So, I threw the baby out with the bath water and with it went the concept of loving myself.
I was left to come up with my own form of self love.
I call it acceptance.
In the darkest of times where there was very little I could find to love or even like about myself, here’s what I could do: I asked myself, “Can I let this be ok?”
The many times I was caught in a downward spiral of self hatred, I was faced with two choices: I could label those feelings as unacceptable and try to push them away or I could accept that they were there.
I eventually chose the later and the best way to do that was to ask myself that question, Can I let this be ok?
Meaning, can I let it be ok that I feel such intense self hatred right now? Can I accept this part of me that feels so bad, that feels so much shame and guilt? Can I just let it be there and feel it?

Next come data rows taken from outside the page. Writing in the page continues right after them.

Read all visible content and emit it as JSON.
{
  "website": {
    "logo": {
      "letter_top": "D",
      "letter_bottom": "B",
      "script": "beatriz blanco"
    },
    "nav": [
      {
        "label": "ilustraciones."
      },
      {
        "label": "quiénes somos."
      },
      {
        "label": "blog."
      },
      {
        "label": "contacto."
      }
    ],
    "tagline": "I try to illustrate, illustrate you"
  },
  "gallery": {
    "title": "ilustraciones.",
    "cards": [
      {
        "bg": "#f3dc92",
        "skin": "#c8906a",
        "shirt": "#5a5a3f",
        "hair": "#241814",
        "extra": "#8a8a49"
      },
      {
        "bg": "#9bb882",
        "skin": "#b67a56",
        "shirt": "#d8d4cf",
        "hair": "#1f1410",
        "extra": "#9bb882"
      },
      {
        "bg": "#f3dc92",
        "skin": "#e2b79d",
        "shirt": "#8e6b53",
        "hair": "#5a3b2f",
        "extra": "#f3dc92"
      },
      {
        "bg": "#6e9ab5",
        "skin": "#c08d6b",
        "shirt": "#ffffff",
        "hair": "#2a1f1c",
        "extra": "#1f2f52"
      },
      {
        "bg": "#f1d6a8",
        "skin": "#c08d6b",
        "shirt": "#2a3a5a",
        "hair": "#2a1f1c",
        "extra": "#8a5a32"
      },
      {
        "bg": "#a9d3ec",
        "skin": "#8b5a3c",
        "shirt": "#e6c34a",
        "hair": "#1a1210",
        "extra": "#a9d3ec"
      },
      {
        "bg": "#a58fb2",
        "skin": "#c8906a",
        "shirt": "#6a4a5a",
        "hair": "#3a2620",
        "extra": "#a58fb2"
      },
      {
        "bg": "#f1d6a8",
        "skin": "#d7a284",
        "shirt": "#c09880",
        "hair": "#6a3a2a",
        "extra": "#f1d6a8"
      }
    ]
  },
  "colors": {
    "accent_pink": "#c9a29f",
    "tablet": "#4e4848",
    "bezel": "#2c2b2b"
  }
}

The answer was always yes. I could always let it be ok, because once you ask that question, you’re instantly in a place of compassion.
How can you say no to accepting yourself from that place?
I could always let myself be right where I was at that moment and feel those uncomfortable emotions as soon as I asked myself that question.
No matter how uncomfortable those emotions were to feel, if I let them be ok, it suddenly was ok.
It was ok that I was feeling so bad. It was ok to feel it. It was ok that it was there.
In that magical place of acceptance, I was free to feel those emotions fully and let them pass through. Once I accepted them and felt them, they passed on through me like storm clouds. It was my resistance to feeling them that kept them there so long.
The hard part is remembering to ask yourself the question.
This is what real self love is.
It’s not the cliche phrase where you force yourself to think positive thoughts about yourself and deny the other parts that you hate.
It’s the acceptance of all the parts of yourself: the parts that you love about yourself, the parts that you wish would go away, the emotions that make you feel joyful, and the emotions that take you down to your knees.
It’s accepting ALL of it.
That’s the real, genuine self love and acceptance I was looking for but wasn’t finding in my New Age quest for healing.
If you’re like me and you don’t think you can do self love, try what worked for me.
Try asking yourself that question: Can I let this be ok?
No matter what’s happening to you, no matter how bad it looks on the outside, you can make that switch in perspective from judgement to acceptance in the blink of an eye.
Just let it be ok. Let whatever is in your life be ok. You may not want it to be there forever, but for the moment, let it be ok that it’s there.
The first step to self love is always to accept what’s there. Accept the sadness, the fear, the self hatred, the pain.
It’s in your acceptance of it that it’s able to be transformed.
All those painful, uncomfortable emotions just want to come home to you and be accepted and felt. Then they can pass through and make way for joy.
That’s the real self love.